As the United States faces its own opioid epidemic at home, a new report from the United Nations Office on Drugs and Crime (UNODC) shows that the production of opium-based drugs and cocaine are at an all-time high.
According to the 2018 World Drug Report, the use of pharmaceutically-produced opioids accounts for more than three-fourths of non-medical, prescription drug deaths worldwide. The synthetic opioid Fentanyl is a growing problem in North America, while Tramadol poses a greater threat in parts of Africa and Asia.
“We are facing a potential supply-driven expansion of drug markets, with production of opium and manufacture of cocaine at the highest levels ever recorded,” wrote Yury Fedotov, executive director of the UNODC.
Opioids can be helpful painkillers when prescribed for those in need, but drug traffickers have begun to manufacture them illegally at more alarming rates. According to the UNODC, global opium production increased by 65% between 2016 and 2017 — the highest estimate recorded by the agency since it began monitoring drug production nearly 20 years ago.
The younger generation is most at risk for drug use, says the report, with 12- to 17-year-old teenagers at greatest risk. While men tend to abuse drugs more often than women, women begin using at a later stage.
“The international community needs to step up its responses to cope with these challenges,” Fedotov stated in his introduction to the report.

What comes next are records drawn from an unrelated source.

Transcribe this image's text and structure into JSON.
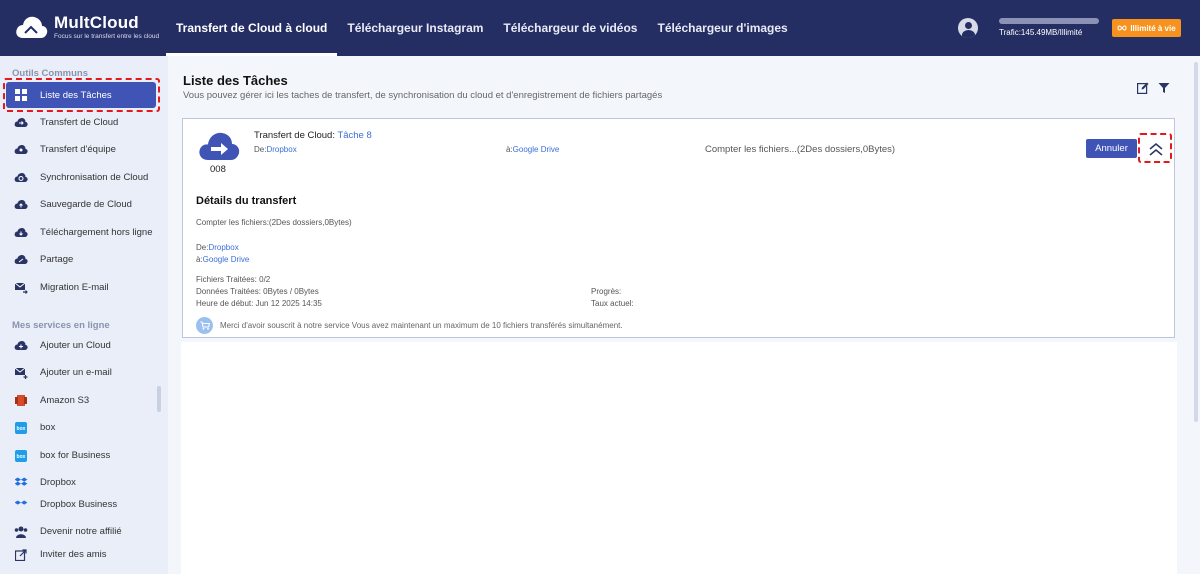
{
  "brand": {
    "title": "MultCloud",
    "subtitle": "Focus sur le transfert entre les cloud"
  },
  "nav": {
    "items": [
      {
        "label": "Transfert de Cloud à cloud",
        "active": true
      },
      {
        "label": "Téléchargeur Instagram",
        "active": false
      },
      {
        "label": "Téléchargeur de vidéos",
        "active": false
      },
      {
        "label": "Téléchargeur d'images",
        "active": false
      }
    ]
  },
  "header": {
    "traffic": "Trafic:145.49MB/Illimité",
    "unlimited_label": "Illimité à vie",
    "user_icon": "user-icon"
  },
  "sidebar": {
    "common_title": "Outils Communs",
    "common_items": [
      {
        "label": "Liste des Tâches",
        "icon": "grid-icon",
        "active": true
      },
      {
        "label": "Transfert de Cloud",
        "icon": "cloud-transfer-icon"
      },
      {
        "label": "Transfert d'équipe",
        "icon": "team-transfer-icon"
      },
      {
        "label": "Synchronisation de Cloud",
        "icon": "cloud-sync-icon"
      },
      {
        "label": "Sauvegarde de Cloud",
        "icon": "cloud-backup-icon"
      },
      {
        "label": "Téléchargement hors ligne",
        "icon": "offline-download-icon"
      },
      {
        "label": "Partage",
        "icon": "share-icon"
      },
      {
        "label": "Migration E-mail",
        "icon": "email-migration-icon"
      }
    ],
    "services_title": "Mes services en ligne",
    "service_items": [
      {
        "label": "Ajouter un Cloud",
        "icon": "add-cloud-icon"
      },
      {
        "label": "Ajouter un e-mail",
        "icon": "add-email-icon"
      },
      {
        "label": "Amazon S3",
        "icon": "amazon-s3-icon"
      },
      {
        "label": "box",
        "icon": "box-icon"
      },
      {
        "label": "box for Business",
        "icon": "box-business-icon"
      },
      {
        "label": "Dropbox",
        "icon": "dropbox-icon"
      },
      {
        "label": "Dropbox Business",
        "icon": "dropbox-business-icon"
      }
    ],
    "bottom_items": [
      {
        "label": "Devenir notre affilié",
        "icon": "affiliate-icon"
      },
      {
        "label": "Inviter des amis",
        "icon": "invite-icon"
      }
    ]
  },
  "main": {
    "title": "Liste des Tâches",
    "subtitle": "Vous pouvez gérer ici les taches de transfert, de synchronisation du cloud et d'enregistrement de fichiers partagés"
  },
  "task": {
    "number": "008",
    "title_prefix": "Transfert de Cloud:",
    "title_name": "Tâche 8",
    "from_prefix": "De:",
    "from_service": "Dropbox",
    "to_prefix": "à:",
    "to_service": "Google Drive",
    "count_status": "Compter les fichiers...(2Des dossiers,0Bytes)",
    "cancel_label": "Annuler"
  },
  "details": {
    "title": "Détails du transfert",
    "count": "Compter les fichiers:(2Des dossiers,0Bytes)",
    "from_prefix": "De:",
    "from_service": "Dropbox",
    "to_prefix": "à:",
    "to_service": "Google Drive",
    "files_processed": "Fichiers Traitées: 0/2",
    "data_processed": "Données Traitées: 0Bytes / 0Bytes",
    "start_time": "Heure de début: Jun 12 2025 14:35",
    "progress": "Progrès:",
    "current_rate": "Taux actuel:",
    "notice": "Merci d'avoir souscrit à notre service Vous avez maintenant un maximum de 10 fichiers transférés simultanément."
  },
  "colors": {
    "topbar": "#242e63",
    "accent": "#3f54b5",
    "orange": "#f7921e",
    "link": "#3a6fd8",
    "highlight": "#e4191c"
  }
}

UN Secretary-General António Guterres addressed this global issue Tuesday in his message observing the International Day Against Drug Abuse and Illicit Trafficking.

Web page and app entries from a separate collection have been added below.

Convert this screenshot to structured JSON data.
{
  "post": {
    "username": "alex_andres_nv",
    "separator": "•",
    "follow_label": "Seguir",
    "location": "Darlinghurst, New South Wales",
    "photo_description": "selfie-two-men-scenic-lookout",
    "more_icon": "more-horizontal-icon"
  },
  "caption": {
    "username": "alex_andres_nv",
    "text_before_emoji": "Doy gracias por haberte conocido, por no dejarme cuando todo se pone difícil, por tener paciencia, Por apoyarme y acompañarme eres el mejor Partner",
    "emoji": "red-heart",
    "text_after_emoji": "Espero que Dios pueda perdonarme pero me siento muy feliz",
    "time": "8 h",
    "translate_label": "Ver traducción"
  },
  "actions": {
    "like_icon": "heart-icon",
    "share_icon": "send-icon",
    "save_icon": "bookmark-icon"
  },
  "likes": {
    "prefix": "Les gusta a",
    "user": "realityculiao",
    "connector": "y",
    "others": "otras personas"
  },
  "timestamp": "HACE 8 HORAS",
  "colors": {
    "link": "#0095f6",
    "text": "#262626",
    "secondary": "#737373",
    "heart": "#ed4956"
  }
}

“I urge countries to advance prevention, treatment, rehabilitation and reintegration services; ensure access to controlled medicines while preventing diversion and abuse; promote alternatives to illicit drug cultivation; and stop trafficking and organized crime,” said Guterres.